One appeal of archaeological searches for lost cult gems — such as those undertaken by the Vinegar Syndrome label — is finding something cast aside upon its initial release for being too savvy for its own good. Another one is uncovering the unexpectedly timely — or perhaps, sadly, still timely.
The Devonsville Terror straddles the line of both such appeals. Released in 1983, it chronicles 300 years of forward-thinking women punished by piggish, puritanical and closed-minded men in the small town that each calls home. Even despite the financial success of 1980’s The Boogeyman, a previous film from German director Ulli Lommel, Devonsville went straight to VHS. Nowadays, the rhythm of its commentary could reverberate across any rendition of daily news in our nation.
At the same time, Devonsville is also deeply silly and borderline incoherent. It barely introduces two pivotal characters. Its pendulum swings between vigorous feminism and gratuitous nudity. And it’s likely Donald Pleasence was only on set for one day, given how his physician / hypnotherapist never steps outside his office where he also fishes worms from his forearms.

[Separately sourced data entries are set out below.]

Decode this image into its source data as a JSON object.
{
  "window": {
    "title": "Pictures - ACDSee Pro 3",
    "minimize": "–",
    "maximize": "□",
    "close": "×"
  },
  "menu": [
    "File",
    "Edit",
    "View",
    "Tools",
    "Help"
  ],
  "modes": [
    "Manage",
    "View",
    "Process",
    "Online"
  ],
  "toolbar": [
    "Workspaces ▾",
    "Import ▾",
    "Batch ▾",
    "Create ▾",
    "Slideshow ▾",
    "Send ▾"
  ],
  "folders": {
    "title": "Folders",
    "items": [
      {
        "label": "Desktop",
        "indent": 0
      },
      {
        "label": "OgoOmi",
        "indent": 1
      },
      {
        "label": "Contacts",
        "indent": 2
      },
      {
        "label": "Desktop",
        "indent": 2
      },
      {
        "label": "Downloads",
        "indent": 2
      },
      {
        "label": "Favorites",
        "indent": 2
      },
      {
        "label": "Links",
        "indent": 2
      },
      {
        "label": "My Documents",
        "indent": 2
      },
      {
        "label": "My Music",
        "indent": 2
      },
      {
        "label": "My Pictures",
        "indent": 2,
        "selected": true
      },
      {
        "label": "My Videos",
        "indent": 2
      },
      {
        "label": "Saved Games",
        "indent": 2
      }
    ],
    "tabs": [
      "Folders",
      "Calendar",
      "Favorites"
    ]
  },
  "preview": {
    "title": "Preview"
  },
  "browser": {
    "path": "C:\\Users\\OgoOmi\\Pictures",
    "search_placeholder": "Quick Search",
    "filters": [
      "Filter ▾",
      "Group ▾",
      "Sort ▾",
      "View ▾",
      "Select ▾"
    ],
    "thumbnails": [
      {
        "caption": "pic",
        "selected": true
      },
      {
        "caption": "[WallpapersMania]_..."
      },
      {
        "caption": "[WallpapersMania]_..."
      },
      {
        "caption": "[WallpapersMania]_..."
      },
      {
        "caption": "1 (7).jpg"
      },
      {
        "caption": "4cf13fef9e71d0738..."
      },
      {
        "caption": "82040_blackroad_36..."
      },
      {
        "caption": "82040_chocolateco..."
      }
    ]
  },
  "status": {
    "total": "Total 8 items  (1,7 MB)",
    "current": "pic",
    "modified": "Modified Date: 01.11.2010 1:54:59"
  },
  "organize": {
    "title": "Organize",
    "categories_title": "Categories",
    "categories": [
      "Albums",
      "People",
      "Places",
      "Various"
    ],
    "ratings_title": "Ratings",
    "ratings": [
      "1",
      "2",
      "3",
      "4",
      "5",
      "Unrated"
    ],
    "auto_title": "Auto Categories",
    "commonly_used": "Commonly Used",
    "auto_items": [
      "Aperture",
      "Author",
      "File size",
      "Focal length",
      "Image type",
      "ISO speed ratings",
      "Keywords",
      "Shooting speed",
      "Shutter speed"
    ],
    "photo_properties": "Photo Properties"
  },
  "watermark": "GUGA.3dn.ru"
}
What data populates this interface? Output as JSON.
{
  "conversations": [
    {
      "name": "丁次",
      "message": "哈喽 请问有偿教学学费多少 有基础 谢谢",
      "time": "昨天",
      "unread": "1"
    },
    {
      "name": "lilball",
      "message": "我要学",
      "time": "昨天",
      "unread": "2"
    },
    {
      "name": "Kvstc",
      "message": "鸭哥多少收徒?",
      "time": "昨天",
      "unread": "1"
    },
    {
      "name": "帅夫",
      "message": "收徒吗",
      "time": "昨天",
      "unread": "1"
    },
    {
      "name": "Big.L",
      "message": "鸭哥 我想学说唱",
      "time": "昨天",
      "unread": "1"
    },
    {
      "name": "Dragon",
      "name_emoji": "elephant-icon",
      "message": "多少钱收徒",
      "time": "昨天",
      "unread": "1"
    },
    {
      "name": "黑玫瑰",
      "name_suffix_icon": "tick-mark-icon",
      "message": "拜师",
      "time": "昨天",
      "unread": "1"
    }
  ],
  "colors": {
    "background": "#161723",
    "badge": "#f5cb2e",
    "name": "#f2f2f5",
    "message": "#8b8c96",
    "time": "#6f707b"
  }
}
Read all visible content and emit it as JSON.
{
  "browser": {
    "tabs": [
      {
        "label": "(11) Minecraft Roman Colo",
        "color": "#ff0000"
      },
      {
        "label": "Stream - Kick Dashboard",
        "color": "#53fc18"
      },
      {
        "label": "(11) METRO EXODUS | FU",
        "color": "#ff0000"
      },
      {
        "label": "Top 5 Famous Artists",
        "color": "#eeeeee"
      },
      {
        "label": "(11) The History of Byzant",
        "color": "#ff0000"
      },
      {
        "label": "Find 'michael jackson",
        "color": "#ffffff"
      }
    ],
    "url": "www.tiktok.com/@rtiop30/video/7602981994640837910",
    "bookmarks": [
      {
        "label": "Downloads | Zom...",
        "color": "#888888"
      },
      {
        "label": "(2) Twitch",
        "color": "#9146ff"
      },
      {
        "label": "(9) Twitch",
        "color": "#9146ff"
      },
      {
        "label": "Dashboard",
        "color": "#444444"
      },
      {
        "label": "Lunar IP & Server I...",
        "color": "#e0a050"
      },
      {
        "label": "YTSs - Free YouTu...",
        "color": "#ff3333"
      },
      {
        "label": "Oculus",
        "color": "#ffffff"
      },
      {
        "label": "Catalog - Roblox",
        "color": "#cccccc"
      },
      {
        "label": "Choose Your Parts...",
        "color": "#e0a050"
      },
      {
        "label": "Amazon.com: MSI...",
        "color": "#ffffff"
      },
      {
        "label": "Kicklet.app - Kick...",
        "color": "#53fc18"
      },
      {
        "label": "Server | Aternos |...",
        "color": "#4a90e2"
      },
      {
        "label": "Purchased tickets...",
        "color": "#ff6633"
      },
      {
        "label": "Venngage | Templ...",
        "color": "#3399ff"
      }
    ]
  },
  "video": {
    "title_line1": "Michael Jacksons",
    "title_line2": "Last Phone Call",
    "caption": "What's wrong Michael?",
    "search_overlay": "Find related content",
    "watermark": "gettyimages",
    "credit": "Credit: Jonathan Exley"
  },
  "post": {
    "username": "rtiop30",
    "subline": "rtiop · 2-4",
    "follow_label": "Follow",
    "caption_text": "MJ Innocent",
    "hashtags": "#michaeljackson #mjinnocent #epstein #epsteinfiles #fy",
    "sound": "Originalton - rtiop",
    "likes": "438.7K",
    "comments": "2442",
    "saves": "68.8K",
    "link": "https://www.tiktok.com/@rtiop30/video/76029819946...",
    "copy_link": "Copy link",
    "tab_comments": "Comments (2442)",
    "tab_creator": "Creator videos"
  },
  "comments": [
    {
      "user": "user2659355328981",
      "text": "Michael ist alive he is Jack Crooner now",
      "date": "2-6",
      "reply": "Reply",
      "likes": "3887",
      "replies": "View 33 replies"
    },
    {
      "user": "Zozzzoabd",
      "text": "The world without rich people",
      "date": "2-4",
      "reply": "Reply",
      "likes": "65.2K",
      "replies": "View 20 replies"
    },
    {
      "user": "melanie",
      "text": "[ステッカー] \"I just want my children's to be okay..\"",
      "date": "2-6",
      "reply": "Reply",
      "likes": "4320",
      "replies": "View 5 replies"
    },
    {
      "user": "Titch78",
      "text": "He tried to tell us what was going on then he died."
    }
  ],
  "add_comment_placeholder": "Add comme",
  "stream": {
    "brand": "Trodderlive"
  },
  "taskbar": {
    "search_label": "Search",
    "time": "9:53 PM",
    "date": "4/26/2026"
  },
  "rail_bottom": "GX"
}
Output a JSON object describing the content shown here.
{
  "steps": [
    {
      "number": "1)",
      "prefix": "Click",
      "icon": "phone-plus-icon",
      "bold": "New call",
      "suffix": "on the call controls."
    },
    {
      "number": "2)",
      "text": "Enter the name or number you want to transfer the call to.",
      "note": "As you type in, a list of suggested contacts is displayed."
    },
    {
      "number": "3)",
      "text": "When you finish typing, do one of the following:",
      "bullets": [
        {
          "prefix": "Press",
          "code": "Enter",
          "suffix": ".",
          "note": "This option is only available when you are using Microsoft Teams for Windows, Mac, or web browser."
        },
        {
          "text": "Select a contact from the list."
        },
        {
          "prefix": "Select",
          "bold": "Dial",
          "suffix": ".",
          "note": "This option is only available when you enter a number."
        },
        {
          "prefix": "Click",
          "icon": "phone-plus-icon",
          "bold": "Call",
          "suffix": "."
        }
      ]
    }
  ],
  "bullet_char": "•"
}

You could throw in that the upstate-Wisconsin filming location looks nothing like the New England territory Lommel and company are attempting to reference. But so goes the perhaps accidental charm and complexity of The Devonsville Terror: Anywhere in America now, someone is saying as does one denizen of Devonsville: “How come every single President of the United States has been a man? That’s because God is and always will be a man!”
Back in 1683, the entirely male Devonsville Inquisition executed three women they found to be perpetuating wickedness in town. They fed one woman to hogs. They trampled another by strapping her to a wheel rolled down a hill. They burned the last one at the stake. They all got off on it. But the burn victim’s body disappears in a lightning storm and her spirit vows revenge.
Jump to 1983, where a glowing PBR sign is the only glimmer of successful commerce and the times they are a-the same. Devonsville men are still killing women, as shopkeeper Walter Gibbs smothers his sick wife as though she were a pesky fly. He’s one of the closed-minded city fathers keeping a tight clutch on this tiny town.
Enter Jenny Scanlon (Suzanna Love, also the film’s co-writer), a teacher transplanted from New Jersey to guide Devonsville’s youth. Ah, but the curriculum doesn’t include Jenny’s lesson about God’s more traditionally feminine incarnations. Neither do the Devonsville dudes particularly care for the other new women in town — an environmental-studies student who warns that the planet is being destroyed and a DJ who promotes female independence while playing the hits. Could these three be the reincarnations of the women killed all those years ago?
Jenny suffers a recurring nightmare about being burned at the stake that turns into an unintentionally hilarious spitting match. It’s amusing to watch Paul Willson — one of the disingenuously gregarious Bobs from Office Space — putter around as the gross, mumbly Gibbs. Pleasence’s penchant for regressive hypnotherapy is there purely to move the plot forward. However, The Devonsville Terror boasts genuine concern for the way journalism, science and education remain similarly exploitable points of vulnerability in America — particularly among women in each respective field. And whether in its immediate era of Reagan or as a retroactive warning given his party’s onslaught of idiocy today, that plays pretty well even if it’s not quite a full-blown face-melter.
I’ve mentioned before that Vinegar Syndrome’s so-sorry preludes about the limitations of its remasters are often overblown. The label’s 2K restoration of The Devonsville Terror on this region-free Blu-ray is certainly watchable, but it’s still one of the rougher sources with which Vinegar Syndrome has had to work. Their reliance upon a 35-millimeter internegative (often a last-resort source for restorative work) almost certainly owes to the film’s initial lack of theatrical release. Plus, you may wish to employ subtitles, as some of the dialogue on the English mono track sounds as though it were initially recorded in a giant, empty pool. Considering what they have to work with, this is still impressive wizardry.
Special features include a copious amount of new, in-depth interviews for which Vinegar Syndrome is known. The subjects here are Love, Willson, special effects artist Matthew W. Mungle, makeup artist Erica Ueland and camera operator Jürg V. Walther. An archival interview with the late Lommel is also included, along with a theatrical trailer and behind-the-scenes stills. Packaging is once again outstanding, with a spot-gloss slipcover designed by Haunt Love and reversible sleeve artwork.